- Every “bump” shows a place where the audience replayed a moment in the video. This is a good way to see what jokes are working, what moments people enjoyed, and what you should do more of.
- The general downward slope of the line is normal; people will drop off as the video goes on.
- The steeper downward slope at the end of the video is also normal; this is usually the place for an “endslate” or end card with clickable links.
- These insights are much more valuable in the context of the actual content and channel (which I am unable to share here).
Data is a huge part of the reason why YouTube content is so wildly successful: we can analyze and iterate.
Imagine if we had this kind of feedback for feature films! The test screening process wouldn’t be so arduous, fraught with filmmaker vs. studio battles about endings or specific edits or cuts.
However, the “lean back” nature of the feature film experience is quite different from the YouTube platform, which is engineered to compel an extended watch time session. Netflix maximizes their user data by making informed programming decisions, but most of their library of feature films were not intended to be watched on a computer screen. Furthermore, the data is only available long after it would be useful in the filmmaking process.
If studios continue to make films intended for the theatrical experience (will they eventually accept VOD day-and-date, and if so, design the content for that user experience?), there must be a way to gather information about an audience’s engagement. This query led me to an interesting Fast Company / Wired “neurocinema” rabbit hole:
- How Movies Synchronize the Brains of an Audience
- Rise of Neurocinema: How Hollywood Studios Harness Your Brainwaves to Win Oscars (Written in 2011)
- How Your Brain Can Predict Blockbusters (Written in 2013)
A cursory survey of studio exec friends revealed that most test screenings still use a paper survey rather than any of the methods described above. Of course, trailers are hosted on YouTube, and I’m sure those insights are useful when crafting marketing…but what is the feature film development version of YouTube analytics?

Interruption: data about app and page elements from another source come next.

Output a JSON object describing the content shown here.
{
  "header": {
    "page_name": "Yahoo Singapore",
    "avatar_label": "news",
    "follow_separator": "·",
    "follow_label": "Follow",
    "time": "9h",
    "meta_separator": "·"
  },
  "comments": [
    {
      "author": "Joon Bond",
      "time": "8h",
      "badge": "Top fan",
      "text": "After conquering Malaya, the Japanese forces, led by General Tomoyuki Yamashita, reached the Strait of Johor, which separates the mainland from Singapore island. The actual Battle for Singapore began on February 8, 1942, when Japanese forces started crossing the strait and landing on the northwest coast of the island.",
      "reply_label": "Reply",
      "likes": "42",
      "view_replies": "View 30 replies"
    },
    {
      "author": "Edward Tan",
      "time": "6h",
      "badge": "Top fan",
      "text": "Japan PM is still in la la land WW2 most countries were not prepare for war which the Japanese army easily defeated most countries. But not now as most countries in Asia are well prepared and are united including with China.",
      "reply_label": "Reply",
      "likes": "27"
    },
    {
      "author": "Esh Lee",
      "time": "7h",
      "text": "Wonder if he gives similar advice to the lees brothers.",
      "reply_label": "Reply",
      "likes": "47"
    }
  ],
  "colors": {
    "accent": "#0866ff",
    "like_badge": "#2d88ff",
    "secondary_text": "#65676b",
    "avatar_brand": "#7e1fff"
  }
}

Theory: analytics vs. neuroscience = actions vs. reactions.
Thinking something doesn’t necessarily mean that you’ll do something about it, so if you hate a moment in a movie, it doesn’t mean you’ll take a negative action. It’s not as likely that you’ll leave the theater during a movie you don’t like, but clicking to the next YouTube video is an expected and engineered part of the YouTube experience. Analytics is a collection of information about actions taken, but emotional reactions are an involuntary human expression.
Of course, there’s an ethical rabbit hole here, too. How much information is appropriate to gather about someone without their knowledge? Are our emotions and physiological responses fair game for creators to use?
No answers this week, only more questions. There must be a way to apply compelling data analysis to the theatrical film experience…please let me know (@thesillysully) if you have the ingenious solution!
Sarah Ullman (@thesillysully) is a writer and creative consultant focusing on the YouTube ecosystem. She writes a weekly newsletter about the business of YouTube called “The Jungle” (subscribe here) and specializes in helping “traditional media” clients transition to the digital landscape.